For about a year and a half, I became a "follower". (Which if you know me at all, is not who I am as a human). I dove in 100% to different podcasts, books, social media pages, and courses. I spent thousands of dollars learning from the best business women in the world how to be "successful."
It was 2002 and I was entering my first education course at Concord College. Mrs. Smith was my instructor, but I can't remember the class name. She walked in and explained our first assignment was to write a a paper on our definition of success. '
I was 19. Pregnant. Unhappily Married.

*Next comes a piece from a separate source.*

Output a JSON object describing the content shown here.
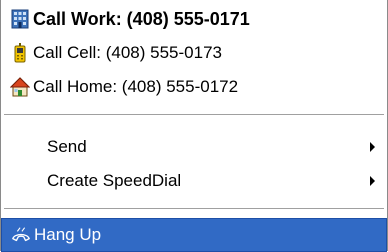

I wrote my paper eloquently, because I was an English major, and passed that assignment and that course with an A. I supposed I wrote that as a teacher success would be changing the life of even one student. I'm sure I mentioned happiness. I was probably too wise to say money = success but at that time in my life I can promise you that's what I actually thought because I had NONE of it.
As my college career continued I learned that everyone probably got an A on that paper because everyone's definition of success IS different and should be different and truly whatever you believe success equals, is what success is to you.
BACK TO NOW:
After spending months listening to these smart and highly wealthy women tell me what success looked like, I adapted my definition to theirs. I began to believe that success meant hustle. I began to believe that to be successful I had to do more, be more, achieve more, and make more. I don't think I ever fully bought into the idea but I did certainly buy into their brands. I purchased the books, bought the journals, and spent money on the equipment they said I needed to be more - do more - achieve more.
One of my "mentors" often preached to women that it is ok to be selfish. It is ok to focus on business. It is ok to put yourself first. This was hard for me and hard for most women I think. Although I think sometimes this philosophy is sound, I also think it is quite misleading to a Christian wife and mother. I would read lines over and over and try to process them and look up to her for her boldness but still couldn't quite pull of being that much of a feminist.
My admiration for this mentor began to fade in early 2020. I'm not exactly sure why but it just drifted away. I kept trying to align my personal goals with my business goals but her teachings didn't really allow for that. This woman taught millions of women, I'm sure many amazing and wonderful things but also some practices that could be very damaging to girls like me. I believe that so many women left conferences and finished books inspired. Inspired to put family and others second to personal goals and financial aspirations.
After teaching on marriage and hosting couples podcasts, in May this person announced she was getting a divorce.
Success. What is success?
Is a fat bank account success?
Is a goal reached success?
Is a completed check list success?
When I read DIVORCING, my idol fell. I would never be one to say I have idols. That goes against all of my beliefs but maybe that's exactly what she was. I looked to her for advice. I trusted her words and guidance when Jesus left words and guidance for just a time as this. My Bible never said to put myself first above all else and others. My God never once told me to put my workout above my kids.
What the crap was I doing? Where was I putting my trust?
People fail. Idols fall.
During COVID we all had to figure out where our faith lies. We all have been forced to look around at ourselves and each other and see who we really are.
Although I not thankful that family is being broken apart, I am so thankful for the wake up call.
Lord, let my faith and trust be in you. Let me remember to cultivate a life of peace and trust. Help me God to remember that sometimes Good is Good Enough. Sometimes more is not better. And always, let you be the only one I look to for guidance.